Genome-wide maps of nuclear lamina interactions in single human cells

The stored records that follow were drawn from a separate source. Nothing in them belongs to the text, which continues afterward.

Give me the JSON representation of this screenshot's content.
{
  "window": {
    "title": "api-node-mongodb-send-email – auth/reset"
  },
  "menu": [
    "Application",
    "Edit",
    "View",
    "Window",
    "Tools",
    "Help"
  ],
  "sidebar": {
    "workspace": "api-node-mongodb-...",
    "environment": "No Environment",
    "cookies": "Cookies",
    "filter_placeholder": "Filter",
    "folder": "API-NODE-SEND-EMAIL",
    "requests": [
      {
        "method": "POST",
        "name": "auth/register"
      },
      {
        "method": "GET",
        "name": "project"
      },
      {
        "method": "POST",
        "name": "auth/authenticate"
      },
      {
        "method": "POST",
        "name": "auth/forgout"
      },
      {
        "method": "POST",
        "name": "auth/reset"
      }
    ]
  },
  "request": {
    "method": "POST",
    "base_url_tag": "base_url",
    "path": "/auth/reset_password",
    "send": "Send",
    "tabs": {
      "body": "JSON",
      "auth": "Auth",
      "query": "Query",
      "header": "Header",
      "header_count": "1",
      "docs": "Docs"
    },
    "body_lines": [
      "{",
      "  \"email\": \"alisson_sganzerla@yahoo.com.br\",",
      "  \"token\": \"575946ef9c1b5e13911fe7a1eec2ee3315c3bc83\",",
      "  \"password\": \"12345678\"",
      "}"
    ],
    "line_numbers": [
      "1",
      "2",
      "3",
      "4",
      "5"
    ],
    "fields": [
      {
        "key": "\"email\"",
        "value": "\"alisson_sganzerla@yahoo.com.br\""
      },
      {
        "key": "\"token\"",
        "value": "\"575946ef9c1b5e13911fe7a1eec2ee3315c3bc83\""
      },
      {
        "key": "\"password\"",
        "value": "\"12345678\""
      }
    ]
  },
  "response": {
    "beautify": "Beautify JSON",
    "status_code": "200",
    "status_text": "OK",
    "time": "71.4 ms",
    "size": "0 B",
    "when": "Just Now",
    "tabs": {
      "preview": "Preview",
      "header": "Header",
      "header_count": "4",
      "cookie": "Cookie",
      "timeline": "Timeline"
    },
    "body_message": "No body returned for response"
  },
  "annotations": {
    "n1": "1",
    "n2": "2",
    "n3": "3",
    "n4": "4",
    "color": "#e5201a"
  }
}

Mammalian interphase chromosomes interact with the nuclear lamina (NL) through hundreds of large lamina-associated domains (LADs). We report a method to map NL contacts genome-wide in single human cells. Analysis of nearly 400 maps reveals a core architecture consisting of gene-poor LADs that contact the NL with high cell-to-cell consistency, interspersed by LADs with more variable NL interactions. The variable contacts tend to be cell-type specific and are more sensitive to changes in genome ploidy than the consistent contacts. Single-cell maps indicate that NL contacts involve multivalent interactions over hundreds of kilobases. Moreover, we observe extensive intra-chromosomal coordination of NL contacts, even over tens of megabases. Such coordinated loci exhibit preferential interactions as detected by Hi-C. Finally, the consistency of NL contacts is inversely linked to gene activity in single cells and correlates positively with the heterochromatic histone modification H3K9me3. These results highlight fundamental principles of single-cell chromatin organization. VIDEO ABSTRACT.